When a line of the records below contains the string "Charles", copy that whole line.

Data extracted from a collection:
────────

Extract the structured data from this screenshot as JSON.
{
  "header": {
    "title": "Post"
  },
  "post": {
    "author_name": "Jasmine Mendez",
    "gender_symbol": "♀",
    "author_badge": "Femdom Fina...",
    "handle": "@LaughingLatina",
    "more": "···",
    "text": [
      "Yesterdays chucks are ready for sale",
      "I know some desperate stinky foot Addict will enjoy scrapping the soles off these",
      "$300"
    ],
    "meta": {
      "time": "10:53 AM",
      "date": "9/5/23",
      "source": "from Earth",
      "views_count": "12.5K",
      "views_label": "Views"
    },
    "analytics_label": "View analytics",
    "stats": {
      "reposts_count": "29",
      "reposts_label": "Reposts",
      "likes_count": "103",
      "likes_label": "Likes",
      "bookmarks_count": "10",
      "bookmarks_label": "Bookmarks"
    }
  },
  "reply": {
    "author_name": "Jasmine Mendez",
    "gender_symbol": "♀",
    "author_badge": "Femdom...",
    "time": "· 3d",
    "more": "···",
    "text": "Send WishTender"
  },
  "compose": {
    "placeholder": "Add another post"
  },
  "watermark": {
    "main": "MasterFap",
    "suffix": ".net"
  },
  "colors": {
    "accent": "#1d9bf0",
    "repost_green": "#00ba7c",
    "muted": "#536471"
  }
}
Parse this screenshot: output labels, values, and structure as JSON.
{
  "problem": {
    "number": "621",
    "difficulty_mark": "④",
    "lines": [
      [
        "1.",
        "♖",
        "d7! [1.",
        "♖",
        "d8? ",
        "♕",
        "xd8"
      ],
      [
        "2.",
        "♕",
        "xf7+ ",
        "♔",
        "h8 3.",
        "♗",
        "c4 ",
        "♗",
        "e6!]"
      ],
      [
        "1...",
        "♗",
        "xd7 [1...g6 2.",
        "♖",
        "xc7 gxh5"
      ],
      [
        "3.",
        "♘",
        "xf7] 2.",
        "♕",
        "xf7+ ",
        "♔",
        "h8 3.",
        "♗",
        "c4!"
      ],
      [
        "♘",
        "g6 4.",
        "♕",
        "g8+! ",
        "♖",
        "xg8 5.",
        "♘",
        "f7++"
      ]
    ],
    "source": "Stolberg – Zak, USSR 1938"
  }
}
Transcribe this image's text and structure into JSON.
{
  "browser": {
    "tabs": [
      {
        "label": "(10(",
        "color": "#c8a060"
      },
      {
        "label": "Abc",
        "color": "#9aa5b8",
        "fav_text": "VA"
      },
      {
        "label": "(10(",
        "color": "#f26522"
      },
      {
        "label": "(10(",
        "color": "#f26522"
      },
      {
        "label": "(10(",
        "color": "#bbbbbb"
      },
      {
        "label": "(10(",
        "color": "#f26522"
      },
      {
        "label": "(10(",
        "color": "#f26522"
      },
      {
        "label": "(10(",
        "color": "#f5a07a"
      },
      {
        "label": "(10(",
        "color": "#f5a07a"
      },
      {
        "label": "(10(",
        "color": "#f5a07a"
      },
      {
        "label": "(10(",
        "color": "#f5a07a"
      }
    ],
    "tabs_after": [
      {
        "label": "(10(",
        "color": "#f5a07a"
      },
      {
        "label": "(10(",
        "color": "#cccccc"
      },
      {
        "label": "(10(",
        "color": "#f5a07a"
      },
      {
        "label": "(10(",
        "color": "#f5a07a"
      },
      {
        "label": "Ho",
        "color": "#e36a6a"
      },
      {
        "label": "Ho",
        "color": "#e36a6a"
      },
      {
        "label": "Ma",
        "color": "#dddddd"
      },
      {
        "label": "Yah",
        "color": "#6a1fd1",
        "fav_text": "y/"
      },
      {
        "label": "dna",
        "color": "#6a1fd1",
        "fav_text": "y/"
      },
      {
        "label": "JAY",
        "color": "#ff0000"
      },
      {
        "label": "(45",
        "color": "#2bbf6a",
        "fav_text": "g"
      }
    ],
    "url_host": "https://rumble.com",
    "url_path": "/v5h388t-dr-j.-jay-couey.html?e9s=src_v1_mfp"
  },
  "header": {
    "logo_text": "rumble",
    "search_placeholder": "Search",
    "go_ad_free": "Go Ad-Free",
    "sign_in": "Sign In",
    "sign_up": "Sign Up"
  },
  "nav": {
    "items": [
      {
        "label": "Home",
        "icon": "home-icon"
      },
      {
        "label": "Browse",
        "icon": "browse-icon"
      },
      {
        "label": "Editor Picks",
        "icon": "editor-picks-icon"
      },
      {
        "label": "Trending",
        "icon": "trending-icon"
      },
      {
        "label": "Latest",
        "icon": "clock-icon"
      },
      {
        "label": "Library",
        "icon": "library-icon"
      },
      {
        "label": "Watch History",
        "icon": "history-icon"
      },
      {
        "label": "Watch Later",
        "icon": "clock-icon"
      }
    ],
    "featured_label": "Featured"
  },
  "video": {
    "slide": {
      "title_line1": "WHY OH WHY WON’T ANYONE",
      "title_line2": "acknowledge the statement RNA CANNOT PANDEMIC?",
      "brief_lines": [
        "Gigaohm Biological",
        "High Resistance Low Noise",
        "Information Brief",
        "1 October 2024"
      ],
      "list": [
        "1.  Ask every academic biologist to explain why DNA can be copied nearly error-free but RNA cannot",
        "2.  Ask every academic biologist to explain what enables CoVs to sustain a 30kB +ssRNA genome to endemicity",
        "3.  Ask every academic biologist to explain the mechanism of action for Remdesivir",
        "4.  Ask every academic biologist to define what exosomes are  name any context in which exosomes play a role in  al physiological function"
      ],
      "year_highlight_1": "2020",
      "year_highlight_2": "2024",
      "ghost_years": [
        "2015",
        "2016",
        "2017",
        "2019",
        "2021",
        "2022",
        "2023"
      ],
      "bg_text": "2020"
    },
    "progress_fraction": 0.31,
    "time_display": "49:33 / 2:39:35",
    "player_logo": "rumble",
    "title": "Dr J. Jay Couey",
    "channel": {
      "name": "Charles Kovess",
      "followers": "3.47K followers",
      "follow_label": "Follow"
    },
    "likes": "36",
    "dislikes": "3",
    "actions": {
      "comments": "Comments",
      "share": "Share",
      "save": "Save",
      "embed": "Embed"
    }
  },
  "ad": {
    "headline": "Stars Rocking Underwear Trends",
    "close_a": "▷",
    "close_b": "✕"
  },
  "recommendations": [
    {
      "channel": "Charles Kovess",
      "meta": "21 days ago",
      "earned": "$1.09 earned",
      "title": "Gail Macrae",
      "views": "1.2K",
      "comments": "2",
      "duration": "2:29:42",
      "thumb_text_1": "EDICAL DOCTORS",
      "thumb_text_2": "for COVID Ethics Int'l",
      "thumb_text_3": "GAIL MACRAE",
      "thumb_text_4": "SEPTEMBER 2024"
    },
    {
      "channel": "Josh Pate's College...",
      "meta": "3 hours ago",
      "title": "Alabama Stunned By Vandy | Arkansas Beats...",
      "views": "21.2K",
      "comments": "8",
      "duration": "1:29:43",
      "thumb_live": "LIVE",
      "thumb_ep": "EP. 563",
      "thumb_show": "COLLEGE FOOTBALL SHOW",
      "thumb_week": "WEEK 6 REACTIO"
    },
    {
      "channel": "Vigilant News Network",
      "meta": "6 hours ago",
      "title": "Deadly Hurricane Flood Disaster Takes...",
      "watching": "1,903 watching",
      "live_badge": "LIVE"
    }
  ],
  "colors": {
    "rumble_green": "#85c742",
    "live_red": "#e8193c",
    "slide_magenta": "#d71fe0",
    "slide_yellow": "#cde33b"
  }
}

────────

RESPONSE:
      "name": "Charles Kovess",
      "channel": "Charles Kovess",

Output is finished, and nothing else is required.